● Work to complete:
Please copy each line below that contains the string "data".

BEGIN

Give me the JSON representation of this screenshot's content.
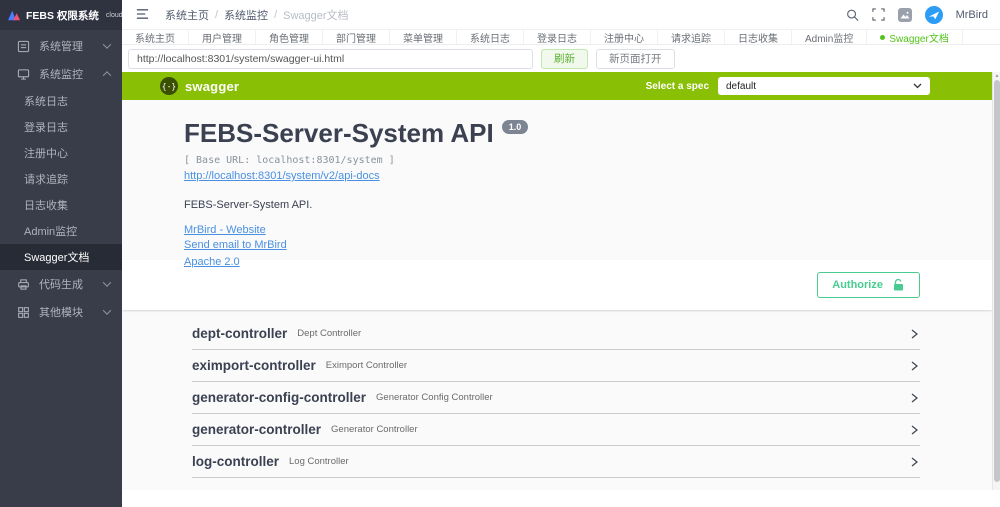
{
  "logo": {
    "title": "FEBS 权限系统",
    "suffix": "cloud"
  },
  "sidebar": {
    "items": [
      {
        "label": "系统管理"
      },
      {
        "label": "系统监控",
        "children": [
          "系统日志",
          "登录日志",
          "注册中心",
          "请求追踪",
          "日志收集",
          "Admin监控",
          "Swagger文档"
        ],
        "active_child": "Swagger文档"
      },
      {
        "label": "代码生成"
      },
      {
        "label": "其他模块"
      }
    ]
  },
  "topbar": {
    "breadcrumb": [
      "系统主页",
      "系统监控",
      "Swagger文档"
    ],
    "username": "MrBird"
  },
  "tabs": [
    "系统主页",
    "用户管理",
    "角色管理",
    "部门管理",
    "菜单管理",
    "系统日志",
    "登录日志",
    "注册中心",
    "请求追踪",
    "日志收集",
    "Admin监控",
    "Swagger文档"
  ],
  "active_tab": "Swagger文档",
  "urlbar": {
    "url": "http://localhost:8301/system/swagger-ui.html",
    "refresh_label": "刷新",
    "open_label": "新页面打开"
  },
  "swagger": {
    "brand": "swagger",
    "logo_glyph": "{-}",
    "select_spec_label": "Select a spec",
    "spec_selected": "default",
    "title": "FEBS-Server-System API",
    "version": "1.0",
    "base_url": "[ Base URL: localhost:8301/system ]",
    "api_docs_link": "http://localhost:8301/system/v2/api-docs",
    "description": "FEBS-Server-System API.",
    "links": [
      "MrBird - Website",
      "Send email to MrBird",
      "Apache 2.0"
    ],
    "authorize_label": "Authorize",
    "controllers": [
      {
        "name": "dept-controller",
        "desc": "Dept Controller"
      },
      {
        "name": "eximport-controller",
        "desc": "Eximport Controller"
      },
      {
        "name": "generator-config-controller",
        "desc": "Generator Config Controller"
      },
      {
        "name": "generator-controller",
        "desc": "Generator Controller"
      },
      {
        "name": "log-controller",
        "desc": "Log Controller"
      }
    ]
  },
  "colors": {
    "sidebar_bg": "#393D49",
    "sidebar_active_bg": "#272B35",
    "swagger_green": "#89bf04",
    "authorize_green": "#49cc90",
    "accent_green": "#52c41a",
    "link_blue": "#4990e2",
    "avatar_blue": "#2d9cf4"
  }
}
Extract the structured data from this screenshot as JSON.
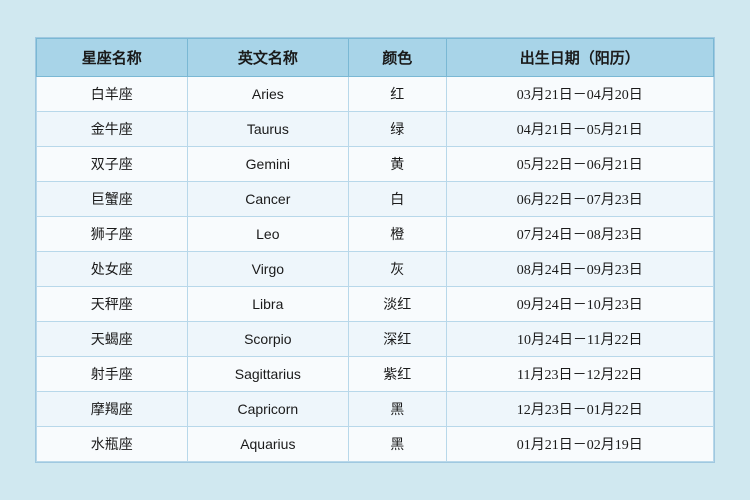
{
  "table": {
    "headers": [
      "星座名称",
      "英文名称",
      "颜色",
      "出生日期（阳历）"
    ],
    "rows": [
      {
        "chinese": "白羊座",
        "english": "Aries",
        "color": "红",
        "dates": "03月21日－04月20日"
      },
      {
        "chinese": "金牛座",
        "english": "Taurus",
        "color": "绿",
        "dates": "04月21日－05月21日"
      },
      {
        "chinese": "双子座",
        "english": "Gemini",
        "color": "黄",
        "dates": "05月22日－06月21日"
      },
      {
        "chinese": "巨蟹座",
        "english": "Cancer",
        "color": "白",
        "dates": "06月22日－07月23日"
      },
      {
        "chinese": "狮子座",
        "english": "Leo",
        "color": "橙",
        "dates": "07月24日－08月23日"
      },
      {
        "chinese": "处女座",
        "english": "Virgo",
        "color": "灰",
        "dates": "08月24日－09月23日"
      },
      {
        "chinese": "天秤座",
        "english": "Libra",
        "color": "淡红",
        "dates": "09月24日－10月23日"
      },
      {
        "chinese": "天蝎座",
        "english": "Scorpio",
        "color": "深红",
        "dates": "10月24日－11月22日"
      },
      {
        "chinese": "射手座",
        "english": "Sagittarius",
        "color": "紫红",
        "dates": "11月23日－12月22日"
      },
      {
        "chinese": "摩羯座",
        "english": "Capricorn",
        "color": "黑",
        "dates": "12月23日－01月22日"
      },
      {
        "chinese": "水瓶座",
        "english": "Aquarius",
        "color": "黑",
        "dates": "01月21日－02月19日"
      }
    ]
  }
}
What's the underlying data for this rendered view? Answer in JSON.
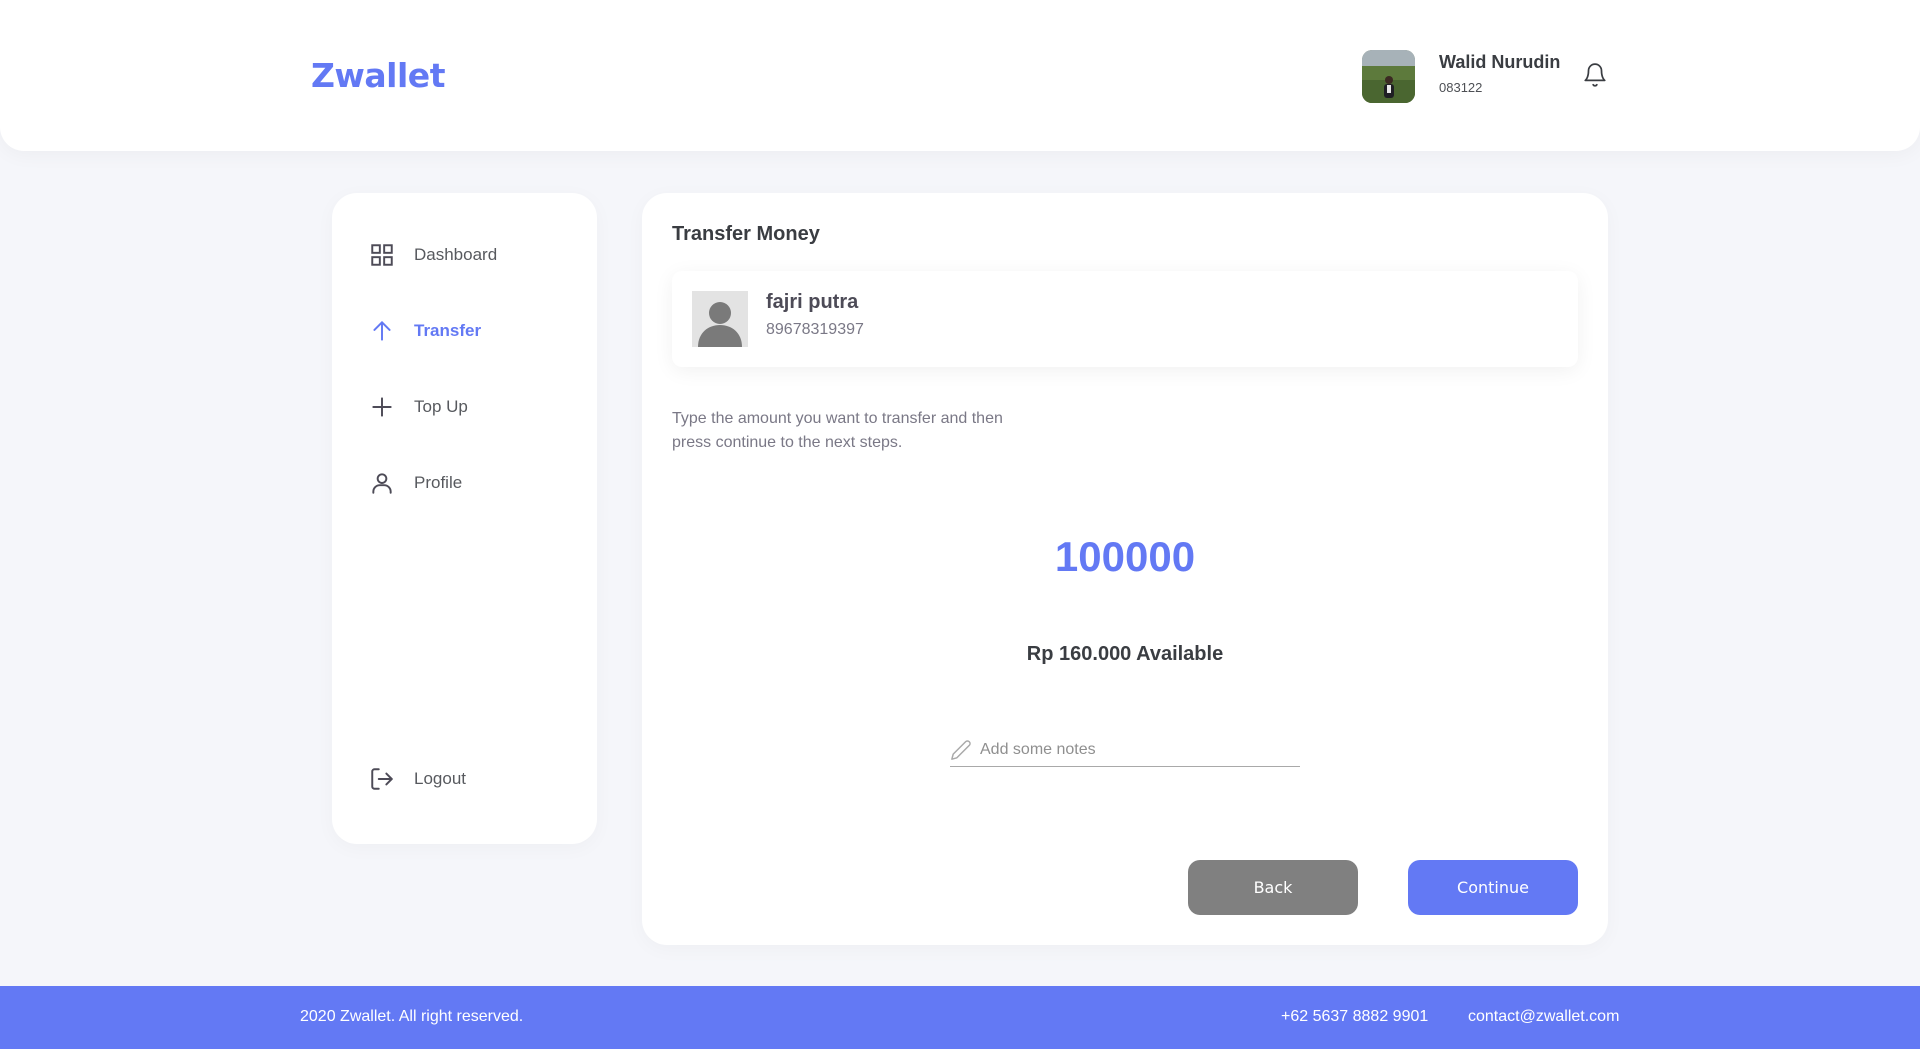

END

● Solution for this exercise:
Extract the structured data from this screenshot as JSON.
What's the underlying data for this rendered view? Answer in JSON.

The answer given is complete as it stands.